Dear Readers…

I’ve been speaking, teaching, and critiquing at the Society of Children’s Books Writers & Illustrators annual conference for over a decade, and I always walk away from it inspired and enlightened. If you’re writing for young people and it’s within your ability to attend this year’s conference, I wholeheartedly recommend you do so. SCBWI has lined up a knowledgeable faculty covering great topics. I’m honored to be among them. I’ll deliver the “Market Report: An Up-to-the-Minute State of the Industry” keynote, teach the intensive “How to Build Your Own Teenager: Techniques for Writing Believable MG/YA Characters,” and run two breakouts: “The Read-Aloud Factor: Achieving Rhythm without Relying on Rhyme in Picture Books” and “Setting, Wherefore Art Thou?: The Surprising Benefits and How-To’s of Setting in MG/YA Fiction.” Plus, I’m critiquing! Registration for the conference has just opened. If you attend, I hope you’ll introduce yourself to me.

Happy writing!
The Editor


  1. Is the “Setting” breakout about the ‘whys’ of setting? Or is it perpetuating the mis-definition of “wherefore” as “where”? 😉

    Congratulations on the Keynote!

    • You Shakespeare scholar, you! By having fun with one of the Bard of Avon’s most famous lines, I am indeed walking a fine line regarding his use of “wherefore” and the general public’s misinterpretation of it. That is, the play uses “wherefore” to mean “for what purpose?” rather than “where the heck are you?” but most people interpret it as the latter. But perhaps you’ll grant that I maintain my balance on the correct side of that line when I explain that setting is indeed about the ‘where’ of a story and in the breakout I do lament the absence of a strong setting in so many manuscripts these days (where’d it go, people?), but the focus of the breakout is very much on the purpose that the elements of the setting serve in storytelling. A strong setting figures directly into plot, influences characters’ word choice, affects pacing and tension, and provides subtext and ambiance. With today’s heavy emphasis on plot and characterization, too many aspiring teen/tween novelists are ignoring setting—–and sacrificing storytelling depth as a result. This breakout teaches writers to enhance their characterization and plot using the elements of strong setting. And it lets me have a little fun with words, meaning, and Shakespeare in my session title. Thanks for your playful challenge and for your good wishes about the keynote!

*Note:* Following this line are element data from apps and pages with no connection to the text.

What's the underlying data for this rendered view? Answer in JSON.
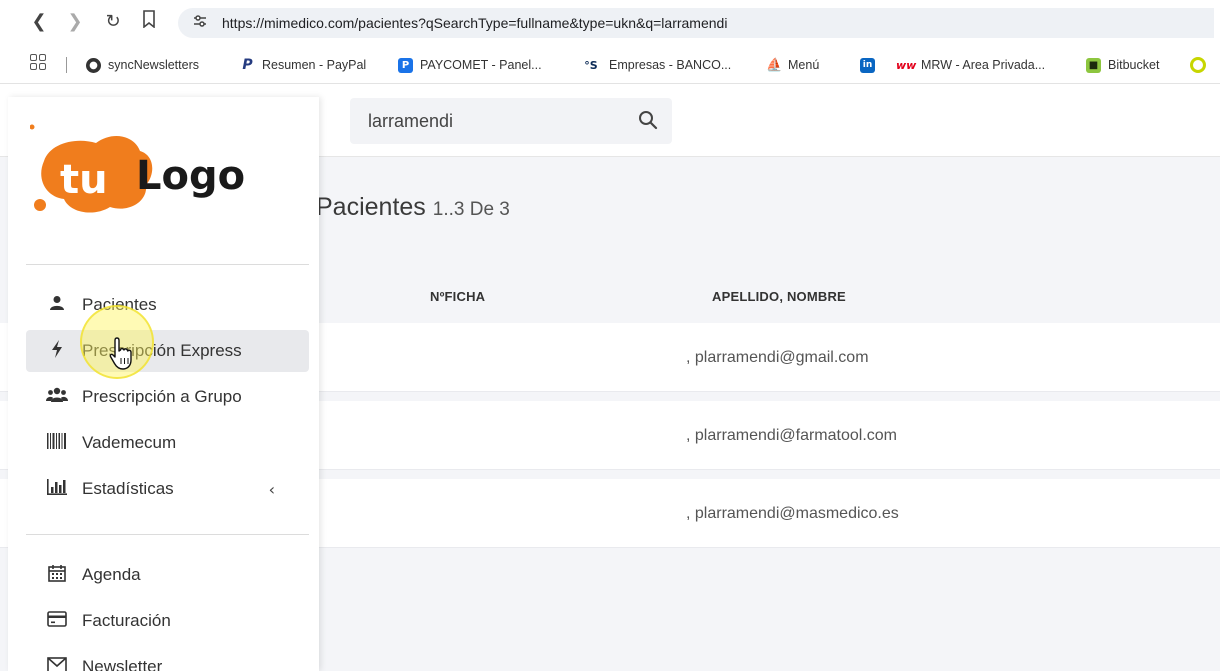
{
  "browser": {
    "url": "https://mimedico.com/pacientes?qSearchType=fullname&type=ukn&q=larramendi",
    "bookmarks": [
      {
        "label": "syncNewsletters",
        "icon": "globe-icon",
        "color": "#333333"
      },
      {
        "label": "Resumen - PayPal",
        "icon": "paypal-icon",
        "color": "#253b80"
      },
      {
        "label": "PAYCOMET - Panel...",
        "icon": "paycomet-icon",
        "color": "#1a73e8"
      },
      {
        "label": "Empresas - BANCO...",
        "icon": "banco-icon",
        "color": "#0b2a56"
      },
      {
        "label": "Menú",
        "icon": "boat-icon",
        "color": "#2a7ab8"
      },
      {
        "label": "",
        "icon": "linkedin-icon",
        "color": "#0a66c2"
      },
      {
        "label": "MRW - Area Privada...",
        "icon": "mrw-icon",
        "color": "#e2001a"
      },
      {
        "label": "Bitbucket",
        "icon": "bitbucket-icon",
        "color": "#8dc63f"
      }
    ]
  },
  "search": {
    "value": "larramendi",
    "placeholder": ""
  },
  "page": {
    "title": "Pacientes",
    "count": "1..3 De 3"
  },
  "table": {
    "headers": [
      "NºFICHA",
      "APELLIDO, NOMBRE"
    ],
    "rows": [
      {
        "ficha": "",
        "nombre": ", plarramendi@gmail.com"
      },
      {
        "ficha": "",
        "nombre": ", plarramendi@farmatool.com"
      },
      {
        "ficha": "",
        "nombre": ", plarramendi@masmedico.es"
      }
    ]
  },
  "sidebar": {
    "logo_text": "tulogo",
    "menu": [
      {
        "label": "Pacientes",
        "icon": "user-icon"
      },
      {
        "label": "Prescripción Express",
        "icon": "bolt-icon",
        "active": true
      },
      {
        "label": "Prescripción a Grupo",
        "icon": "users-icon"
      },
      {
        "label": "Vademecum",
        "icon": "barcode-icon"
      },
      {
        "label": "Estadísticas",
        "icon": "bar-chart-icon",
        "caret": "‹"
      }
    ],
    "menu2": [
      {
        "label": "Agenda",
        "icon": "calendar-icon"
      },
      {
        "label": "Facturación",
        "icon": "credit-card-icon"
      },
      {
        "label": "Newsletter",
        "icon": "envelope-icon"
      }
    ]
  },
  "colors": {
    "logo_orange": "#f07d1d",
    "active_bg": "#e8e9ec",
    "page_bg": "#f4f5f8"
  }
}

  2. It seems you’ll be very busy. The setting workshop sounds great. With so many books in first person, I feel that good setting description and using atmosphere to establish tone are a dying art. Have a great time! 🙂

Leave a Reply

Your email address will not be published.

Latest from News